Listed records START

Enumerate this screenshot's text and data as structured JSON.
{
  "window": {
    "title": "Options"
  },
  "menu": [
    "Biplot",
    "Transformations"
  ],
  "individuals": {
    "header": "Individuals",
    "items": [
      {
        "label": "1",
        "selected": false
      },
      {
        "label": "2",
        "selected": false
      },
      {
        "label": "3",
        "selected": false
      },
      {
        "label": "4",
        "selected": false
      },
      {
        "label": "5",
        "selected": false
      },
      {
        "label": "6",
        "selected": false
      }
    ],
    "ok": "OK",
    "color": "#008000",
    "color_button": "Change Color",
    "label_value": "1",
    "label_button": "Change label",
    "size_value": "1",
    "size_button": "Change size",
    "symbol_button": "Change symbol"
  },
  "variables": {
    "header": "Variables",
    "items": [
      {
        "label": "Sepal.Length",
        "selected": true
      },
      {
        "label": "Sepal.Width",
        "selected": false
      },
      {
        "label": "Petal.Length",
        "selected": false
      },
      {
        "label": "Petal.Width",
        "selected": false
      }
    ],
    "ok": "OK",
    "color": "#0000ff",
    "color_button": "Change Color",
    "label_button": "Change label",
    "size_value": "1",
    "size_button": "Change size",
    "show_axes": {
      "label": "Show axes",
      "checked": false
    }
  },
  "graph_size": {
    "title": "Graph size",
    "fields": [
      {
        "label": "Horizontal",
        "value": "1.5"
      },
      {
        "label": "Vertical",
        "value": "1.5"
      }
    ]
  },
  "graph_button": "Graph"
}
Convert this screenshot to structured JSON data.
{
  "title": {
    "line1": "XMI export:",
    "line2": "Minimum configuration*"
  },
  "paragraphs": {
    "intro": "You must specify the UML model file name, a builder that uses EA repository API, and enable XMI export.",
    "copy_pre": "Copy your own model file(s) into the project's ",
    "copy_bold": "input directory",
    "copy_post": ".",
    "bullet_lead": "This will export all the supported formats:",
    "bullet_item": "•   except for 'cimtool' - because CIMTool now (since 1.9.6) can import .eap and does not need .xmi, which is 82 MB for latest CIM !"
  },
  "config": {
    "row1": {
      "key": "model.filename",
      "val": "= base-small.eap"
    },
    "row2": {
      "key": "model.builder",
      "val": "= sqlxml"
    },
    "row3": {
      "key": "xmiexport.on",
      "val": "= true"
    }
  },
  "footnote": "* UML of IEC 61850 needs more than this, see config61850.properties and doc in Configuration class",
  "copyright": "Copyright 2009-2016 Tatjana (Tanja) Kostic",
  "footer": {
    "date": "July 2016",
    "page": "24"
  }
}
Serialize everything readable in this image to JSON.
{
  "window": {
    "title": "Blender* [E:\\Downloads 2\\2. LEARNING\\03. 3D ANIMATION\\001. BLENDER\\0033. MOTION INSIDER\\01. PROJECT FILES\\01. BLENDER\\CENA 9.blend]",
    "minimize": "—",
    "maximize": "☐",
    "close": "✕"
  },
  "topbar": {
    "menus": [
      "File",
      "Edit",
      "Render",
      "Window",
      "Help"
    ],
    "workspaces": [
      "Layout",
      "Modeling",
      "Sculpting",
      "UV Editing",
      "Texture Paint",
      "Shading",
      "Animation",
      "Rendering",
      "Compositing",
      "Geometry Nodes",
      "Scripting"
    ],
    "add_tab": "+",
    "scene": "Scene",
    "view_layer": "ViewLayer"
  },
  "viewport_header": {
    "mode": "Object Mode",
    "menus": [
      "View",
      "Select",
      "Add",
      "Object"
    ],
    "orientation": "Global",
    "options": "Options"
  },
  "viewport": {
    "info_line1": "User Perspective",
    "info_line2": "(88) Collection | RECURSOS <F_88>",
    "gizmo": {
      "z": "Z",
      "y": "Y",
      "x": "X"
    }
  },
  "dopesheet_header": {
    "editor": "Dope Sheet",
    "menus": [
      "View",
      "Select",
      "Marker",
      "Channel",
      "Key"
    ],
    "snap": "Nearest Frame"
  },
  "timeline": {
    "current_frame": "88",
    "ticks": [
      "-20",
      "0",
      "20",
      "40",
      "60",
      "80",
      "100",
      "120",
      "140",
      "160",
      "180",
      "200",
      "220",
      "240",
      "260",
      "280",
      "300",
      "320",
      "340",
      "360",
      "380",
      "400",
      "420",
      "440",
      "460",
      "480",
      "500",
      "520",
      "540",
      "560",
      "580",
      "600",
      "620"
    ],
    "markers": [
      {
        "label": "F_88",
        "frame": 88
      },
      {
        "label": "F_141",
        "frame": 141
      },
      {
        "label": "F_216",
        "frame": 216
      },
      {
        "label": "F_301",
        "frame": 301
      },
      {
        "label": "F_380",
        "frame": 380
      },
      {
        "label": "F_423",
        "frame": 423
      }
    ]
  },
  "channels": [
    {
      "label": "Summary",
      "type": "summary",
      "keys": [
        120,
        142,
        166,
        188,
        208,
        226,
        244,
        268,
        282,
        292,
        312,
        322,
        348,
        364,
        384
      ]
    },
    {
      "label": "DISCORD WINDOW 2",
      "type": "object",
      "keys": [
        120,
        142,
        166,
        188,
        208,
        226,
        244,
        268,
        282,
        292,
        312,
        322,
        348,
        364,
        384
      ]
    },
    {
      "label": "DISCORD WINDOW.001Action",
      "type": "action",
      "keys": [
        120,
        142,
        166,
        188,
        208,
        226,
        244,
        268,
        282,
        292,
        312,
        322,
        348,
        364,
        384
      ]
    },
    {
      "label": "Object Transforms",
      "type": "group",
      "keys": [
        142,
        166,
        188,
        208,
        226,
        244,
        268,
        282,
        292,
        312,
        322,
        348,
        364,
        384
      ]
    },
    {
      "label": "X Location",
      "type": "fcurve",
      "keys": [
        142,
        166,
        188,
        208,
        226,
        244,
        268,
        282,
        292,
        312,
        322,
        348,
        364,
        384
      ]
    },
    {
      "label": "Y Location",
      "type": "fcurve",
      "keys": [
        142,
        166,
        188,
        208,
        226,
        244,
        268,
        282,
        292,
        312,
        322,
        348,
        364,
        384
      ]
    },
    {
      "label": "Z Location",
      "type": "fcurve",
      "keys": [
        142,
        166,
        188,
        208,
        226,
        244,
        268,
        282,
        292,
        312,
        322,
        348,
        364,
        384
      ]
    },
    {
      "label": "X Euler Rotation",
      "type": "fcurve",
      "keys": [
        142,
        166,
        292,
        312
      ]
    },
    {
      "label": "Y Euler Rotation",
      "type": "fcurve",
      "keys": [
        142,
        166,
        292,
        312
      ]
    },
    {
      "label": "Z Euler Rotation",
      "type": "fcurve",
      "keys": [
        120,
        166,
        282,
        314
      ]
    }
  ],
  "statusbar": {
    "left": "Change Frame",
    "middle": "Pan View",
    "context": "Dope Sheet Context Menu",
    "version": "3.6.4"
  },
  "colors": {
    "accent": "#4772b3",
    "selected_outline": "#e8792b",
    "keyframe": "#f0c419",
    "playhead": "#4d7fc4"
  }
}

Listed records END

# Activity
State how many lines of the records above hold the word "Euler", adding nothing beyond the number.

# Answer to the exercise
3